From beer gardens to Wavegardens, Germany anticipates next wave
German surfers are core. Lacking the wave-rich spoils of California or nearby France they make do with whatever they can to kindle their stoke.
For salted surfers in communities dotting the North Sea, this means cold, blown-out sessions centered around the resort isle of Sylt or heading north to Denmark to find decent waves. For inland surfers in Munich and beyond it means driving eight hours to Italy to score a rare winter Mediterannean swell.
Consequently, German surfing has evolved to find creative ways to stay frothy. Munich’s Eisbach river has spawned a whole scene and industry, complete with a professional Rapid Surf League tour branching out to nearby stationary waves.
Two new wave pool projects would give German surfers a much-needed respite from hours of driving and those near-freezing freshwater sessions.

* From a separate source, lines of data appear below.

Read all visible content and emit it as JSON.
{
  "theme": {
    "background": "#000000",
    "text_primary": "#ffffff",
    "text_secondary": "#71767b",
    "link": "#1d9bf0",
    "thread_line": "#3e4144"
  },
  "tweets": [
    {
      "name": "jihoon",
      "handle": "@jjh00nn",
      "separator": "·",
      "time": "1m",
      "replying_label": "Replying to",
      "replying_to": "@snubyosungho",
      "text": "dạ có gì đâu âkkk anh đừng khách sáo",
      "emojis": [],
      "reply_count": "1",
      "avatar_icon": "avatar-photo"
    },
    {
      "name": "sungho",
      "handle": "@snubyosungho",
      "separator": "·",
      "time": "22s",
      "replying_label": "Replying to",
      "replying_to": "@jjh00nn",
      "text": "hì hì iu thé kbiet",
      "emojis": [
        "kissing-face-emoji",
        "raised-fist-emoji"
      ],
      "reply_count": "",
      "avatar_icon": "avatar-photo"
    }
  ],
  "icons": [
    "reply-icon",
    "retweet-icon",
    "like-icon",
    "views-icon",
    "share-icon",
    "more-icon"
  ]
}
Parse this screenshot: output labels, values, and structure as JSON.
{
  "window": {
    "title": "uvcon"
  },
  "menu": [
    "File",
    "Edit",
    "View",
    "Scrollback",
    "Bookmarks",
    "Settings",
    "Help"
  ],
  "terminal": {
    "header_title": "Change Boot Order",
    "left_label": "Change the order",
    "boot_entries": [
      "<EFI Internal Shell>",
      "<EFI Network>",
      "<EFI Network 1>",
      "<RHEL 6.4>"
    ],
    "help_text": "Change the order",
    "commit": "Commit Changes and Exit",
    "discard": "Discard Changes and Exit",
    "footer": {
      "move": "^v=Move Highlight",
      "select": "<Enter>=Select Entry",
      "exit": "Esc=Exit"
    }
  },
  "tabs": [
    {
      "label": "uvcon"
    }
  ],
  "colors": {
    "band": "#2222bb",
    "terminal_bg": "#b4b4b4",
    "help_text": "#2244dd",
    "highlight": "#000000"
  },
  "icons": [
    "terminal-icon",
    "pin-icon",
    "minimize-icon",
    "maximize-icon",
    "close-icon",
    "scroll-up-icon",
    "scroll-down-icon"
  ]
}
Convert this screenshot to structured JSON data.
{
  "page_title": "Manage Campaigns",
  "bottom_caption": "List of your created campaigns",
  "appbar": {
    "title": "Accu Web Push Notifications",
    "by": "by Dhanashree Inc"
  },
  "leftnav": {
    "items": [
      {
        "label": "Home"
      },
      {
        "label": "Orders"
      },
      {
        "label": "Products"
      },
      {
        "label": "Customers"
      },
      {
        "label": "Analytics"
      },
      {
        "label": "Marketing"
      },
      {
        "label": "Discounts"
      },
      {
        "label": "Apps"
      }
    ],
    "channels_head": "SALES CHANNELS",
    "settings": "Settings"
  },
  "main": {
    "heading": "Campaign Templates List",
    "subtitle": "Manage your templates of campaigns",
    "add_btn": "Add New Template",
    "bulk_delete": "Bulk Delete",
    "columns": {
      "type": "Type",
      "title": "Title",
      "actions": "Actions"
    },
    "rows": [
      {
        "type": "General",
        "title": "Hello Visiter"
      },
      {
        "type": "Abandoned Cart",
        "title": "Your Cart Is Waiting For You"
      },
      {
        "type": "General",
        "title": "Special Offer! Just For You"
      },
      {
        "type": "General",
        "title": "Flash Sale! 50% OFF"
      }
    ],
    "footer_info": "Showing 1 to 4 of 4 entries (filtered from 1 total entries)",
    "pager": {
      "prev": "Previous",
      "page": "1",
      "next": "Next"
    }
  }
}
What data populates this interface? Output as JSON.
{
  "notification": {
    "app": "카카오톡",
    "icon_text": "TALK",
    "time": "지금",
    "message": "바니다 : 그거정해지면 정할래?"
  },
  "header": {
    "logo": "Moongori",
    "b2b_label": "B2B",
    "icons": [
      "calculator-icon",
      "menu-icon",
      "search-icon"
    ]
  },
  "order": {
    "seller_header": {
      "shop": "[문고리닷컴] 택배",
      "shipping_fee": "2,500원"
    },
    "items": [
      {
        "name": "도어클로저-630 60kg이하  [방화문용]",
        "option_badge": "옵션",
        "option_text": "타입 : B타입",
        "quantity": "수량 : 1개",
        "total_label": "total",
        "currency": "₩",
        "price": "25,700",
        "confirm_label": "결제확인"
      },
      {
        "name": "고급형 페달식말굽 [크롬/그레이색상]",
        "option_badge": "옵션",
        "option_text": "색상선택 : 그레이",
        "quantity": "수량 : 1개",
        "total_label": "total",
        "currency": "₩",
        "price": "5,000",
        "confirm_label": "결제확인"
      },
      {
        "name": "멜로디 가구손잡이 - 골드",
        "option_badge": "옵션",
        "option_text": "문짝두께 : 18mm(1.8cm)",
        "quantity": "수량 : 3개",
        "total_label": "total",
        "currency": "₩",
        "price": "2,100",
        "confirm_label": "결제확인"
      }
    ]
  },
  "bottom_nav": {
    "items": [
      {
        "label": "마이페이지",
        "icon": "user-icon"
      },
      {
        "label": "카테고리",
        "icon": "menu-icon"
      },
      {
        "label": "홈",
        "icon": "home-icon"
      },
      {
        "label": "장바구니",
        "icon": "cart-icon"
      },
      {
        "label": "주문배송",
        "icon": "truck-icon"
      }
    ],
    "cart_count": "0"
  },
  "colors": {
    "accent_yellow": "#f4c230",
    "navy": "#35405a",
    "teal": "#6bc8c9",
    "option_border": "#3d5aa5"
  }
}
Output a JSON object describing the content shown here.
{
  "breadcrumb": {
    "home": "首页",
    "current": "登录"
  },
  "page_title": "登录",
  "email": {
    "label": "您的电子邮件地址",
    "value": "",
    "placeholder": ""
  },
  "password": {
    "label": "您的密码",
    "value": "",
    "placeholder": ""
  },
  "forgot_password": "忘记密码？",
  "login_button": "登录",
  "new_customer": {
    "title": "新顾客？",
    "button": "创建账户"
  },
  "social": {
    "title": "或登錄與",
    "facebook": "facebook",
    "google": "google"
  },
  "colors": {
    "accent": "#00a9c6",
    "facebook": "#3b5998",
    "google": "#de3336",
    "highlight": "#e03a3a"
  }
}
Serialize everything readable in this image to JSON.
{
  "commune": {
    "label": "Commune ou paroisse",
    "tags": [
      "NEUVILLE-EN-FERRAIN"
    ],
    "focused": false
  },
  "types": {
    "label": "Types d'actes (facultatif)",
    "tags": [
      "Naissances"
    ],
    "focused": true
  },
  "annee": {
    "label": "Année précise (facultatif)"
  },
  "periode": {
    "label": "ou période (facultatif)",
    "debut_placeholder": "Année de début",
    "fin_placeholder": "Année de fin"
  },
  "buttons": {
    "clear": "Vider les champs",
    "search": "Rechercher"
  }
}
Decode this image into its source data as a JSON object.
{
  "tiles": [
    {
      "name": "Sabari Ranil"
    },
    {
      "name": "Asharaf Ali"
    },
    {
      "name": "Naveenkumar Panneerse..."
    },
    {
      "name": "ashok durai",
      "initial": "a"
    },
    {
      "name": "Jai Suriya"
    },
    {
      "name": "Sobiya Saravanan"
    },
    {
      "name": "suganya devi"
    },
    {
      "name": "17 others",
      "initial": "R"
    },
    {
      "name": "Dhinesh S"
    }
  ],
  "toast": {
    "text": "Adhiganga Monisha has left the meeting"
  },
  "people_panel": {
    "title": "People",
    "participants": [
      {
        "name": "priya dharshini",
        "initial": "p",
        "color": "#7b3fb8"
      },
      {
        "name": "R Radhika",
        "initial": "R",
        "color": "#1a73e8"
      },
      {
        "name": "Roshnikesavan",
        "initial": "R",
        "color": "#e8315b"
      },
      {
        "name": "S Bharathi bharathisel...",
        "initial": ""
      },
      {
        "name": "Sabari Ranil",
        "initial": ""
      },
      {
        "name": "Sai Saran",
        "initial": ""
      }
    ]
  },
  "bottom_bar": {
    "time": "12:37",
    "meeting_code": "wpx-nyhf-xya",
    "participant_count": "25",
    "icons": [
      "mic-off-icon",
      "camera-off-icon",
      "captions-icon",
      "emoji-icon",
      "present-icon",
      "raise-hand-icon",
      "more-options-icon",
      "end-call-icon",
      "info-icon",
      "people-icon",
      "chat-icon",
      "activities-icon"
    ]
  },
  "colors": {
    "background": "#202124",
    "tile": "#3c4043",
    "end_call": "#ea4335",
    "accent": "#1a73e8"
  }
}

In the Hallbergmoos section of Munich, an ongoing wave pool project is deciding between Cove and PerfectSwell technology. It’s a difficult call as both Wavegarden and American Wave Machines are redlining to meet current demand, and wait times to see each project through vary a great deal.
This Munich wave pool would be incorporated into the area’s business park near the airport (which already hosts a standing wave pool). Developers Rock Capital Group is promoting the 32,000-square meter project’s appeal as meeting retail and office space demands of a growing area while enhancing local appeal with leisure space and restaurants.
Whichever wave pool tech is finalized, the group said the park would accommodate 400 surfers per day at peak times. They plan to operate 10 months out of the year seven-days-per-week.
Last March the project received approval and official support from the Hallbergmoos council with mayor Harald Reents meeting criticism by insisting that “special conditions for Hallbergmoos citizens” would be ensured as related to entry fees. More information on this project as it develops.
The new Surf Era project renderings show Wavegarden Cove technology beneath a retractable roof surrounded by the usual wave pool amenities, cafe, surf school, lounge, alongside a futuristic energy-generating device. Most notable is the park’s retractable roof, which hints at the famed Ocean Dome in Japan.
“So that the wave pool can be used in the colder months, our surf park will have a reversible roof construction,” says Surf Era. “Surfing in the cold, rain and snow won’t be a problem at this spot.”
The surf park will require approximately 62,500 m², or about the same surface area as a dozen football fields.
Of Berlin’s 3.75million residents, the Surf Era group estimates that 25,000 are surfers. 13 million tourists visit the city each year with most passing through Brandenberg Gate and Checkpoint Charlie. After the wall came down, East Berlin’s cheap rents attracted students, musicians and artists who created a thriving bohemian scene.
One of the most forward-thinking components of this project is self-sustainability. Energy is much more expensive in Europe than in the U.S. and there are legal requirements for new developments to account for the increased consumption each project will bring.
“With our energy management system we are aiming to meet all of the park’s energy needs ourselves,” says Surf Era. “To do so, we will install vertical wind turbines and photovoltaics on the site. Also, (with future projects) in larger cities it is possible to generate energy by using heat pumps in the sewers.”
The group met their latest Crowdfunding goal and has secured grants to work on the project full time.
“Our business plan is ready and waiting to be put into action,” Surf Era says on their website. “At the moment we are looking for suitable land as well as for investors to help us with the making this happen.”
Much in the same way The Wave and Urbnsurf seek to build 10 projects in 10 years, Surf Era hopes to dot the German landscape with more surf spots.
“Our concept is freely scalable and therefore suitable for other locations in the future. Berlin is the start for Surf Era, but we also want to make this unique concept possible for other cities in Germany and around the world. Not only the size of the wave pool but also the building structure that can be adjusted depending on the location, so that surfing is possible everywhere.”
All Berlin images and videos © SURF ERA 2019 unless otherwise noted